Suraj U. Hettiarachchi, Yen-Hsing Li, Jyoti Roy, Fenghua Zhang, Estela Puchulu-Campanella, Spencer D. Lindeman, Madduri Srinivasarao, Konstantin Tsoyi, Xiaoliang Liang, Ehab A. Ayaub, Cheryl Nickerson-Nutter, Ivan O. Rosas and Philip S. Low
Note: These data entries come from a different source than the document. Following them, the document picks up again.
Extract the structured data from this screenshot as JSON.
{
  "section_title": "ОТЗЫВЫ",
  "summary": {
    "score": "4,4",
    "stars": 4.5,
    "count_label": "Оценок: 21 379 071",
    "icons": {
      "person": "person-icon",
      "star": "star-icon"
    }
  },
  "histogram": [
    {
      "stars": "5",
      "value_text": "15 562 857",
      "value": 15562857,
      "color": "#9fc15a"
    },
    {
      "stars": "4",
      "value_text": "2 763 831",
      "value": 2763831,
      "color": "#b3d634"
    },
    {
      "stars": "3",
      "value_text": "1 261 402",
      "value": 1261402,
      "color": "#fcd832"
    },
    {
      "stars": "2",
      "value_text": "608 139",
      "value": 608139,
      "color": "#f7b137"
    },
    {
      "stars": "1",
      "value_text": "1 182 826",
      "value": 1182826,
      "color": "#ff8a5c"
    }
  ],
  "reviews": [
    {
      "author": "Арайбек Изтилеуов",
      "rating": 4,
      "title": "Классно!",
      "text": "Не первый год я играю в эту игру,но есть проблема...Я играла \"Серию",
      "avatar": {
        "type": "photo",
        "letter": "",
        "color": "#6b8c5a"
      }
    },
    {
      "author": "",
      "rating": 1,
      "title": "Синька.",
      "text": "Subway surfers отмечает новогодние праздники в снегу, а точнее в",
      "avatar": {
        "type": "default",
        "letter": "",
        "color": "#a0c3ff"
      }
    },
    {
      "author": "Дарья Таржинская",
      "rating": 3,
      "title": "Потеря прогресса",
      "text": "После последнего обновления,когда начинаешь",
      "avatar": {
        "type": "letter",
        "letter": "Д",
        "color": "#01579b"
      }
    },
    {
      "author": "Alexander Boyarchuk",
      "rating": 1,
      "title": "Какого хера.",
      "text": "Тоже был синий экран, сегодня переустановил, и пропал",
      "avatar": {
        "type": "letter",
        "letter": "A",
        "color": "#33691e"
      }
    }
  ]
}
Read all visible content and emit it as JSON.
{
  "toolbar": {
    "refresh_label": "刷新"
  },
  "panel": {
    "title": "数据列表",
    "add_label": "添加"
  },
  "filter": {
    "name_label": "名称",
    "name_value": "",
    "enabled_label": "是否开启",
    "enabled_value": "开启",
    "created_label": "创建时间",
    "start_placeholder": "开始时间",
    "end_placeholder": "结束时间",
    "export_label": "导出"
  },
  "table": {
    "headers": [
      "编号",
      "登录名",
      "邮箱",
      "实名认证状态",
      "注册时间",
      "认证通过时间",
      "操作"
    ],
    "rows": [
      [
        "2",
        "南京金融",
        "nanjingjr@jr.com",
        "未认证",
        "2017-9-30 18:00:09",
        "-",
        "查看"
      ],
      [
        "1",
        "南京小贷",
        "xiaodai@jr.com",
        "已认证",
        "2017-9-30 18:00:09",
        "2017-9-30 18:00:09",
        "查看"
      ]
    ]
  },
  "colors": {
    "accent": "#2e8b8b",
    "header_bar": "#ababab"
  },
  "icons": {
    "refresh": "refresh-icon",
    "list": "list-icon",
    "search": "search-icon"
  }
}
Idiopathic pulmonary fibrosis (IPF) is a lethal disease with an average life expectancy of 3 to 5 years. IPF is characterized by progressive stiffening of the lung parenchyma due to excessive deposition of collagen, leading to gradual failure of gas exchange. Although two therapeutic agents have been approved from the FDA for IPF, they only slow disease progression with little impact on outcome. To develop a more effective therapy, we have exploited the fact that collagen-producing myofibroblasts express a membrane-spanning protein, fibroblast activation protein (FAP), that exhibits limited if any expression on other cell types. Because collagen-producing myofibroblasts are only found in fibrotic tissues, solid tumors, and healing wounds, FAP constitutes an excellent marker for targeted delivery of drugs to tissues undergoing pathologic fibrosis. We demonstrate here that a low–molecular weight FAP ligand can be used to deliver imaging and therapeutic agents selectively to FAP-expressing cells. Because induction of collagen synthesis is associated with phosphatidylinositol 3-kinase (PI3K) activation, we designed a FAP-targeted PI3K inhibitor that selectively targets FAP-expressing human IPF lung fibroblasts and potently inhibited collagen synthesis. Moreover, we showed that administration of the inhibitor in a mouse model of IPF inhibited PI3K activation in fibrotic lungs, suppressed production of hydroxyproline (major building block of collagen), reduced collagen deposition, and increased mouse survival. Collectively, these studies suggest that a FAP-targeted PI3K inhibitor might be promising for treating IPF.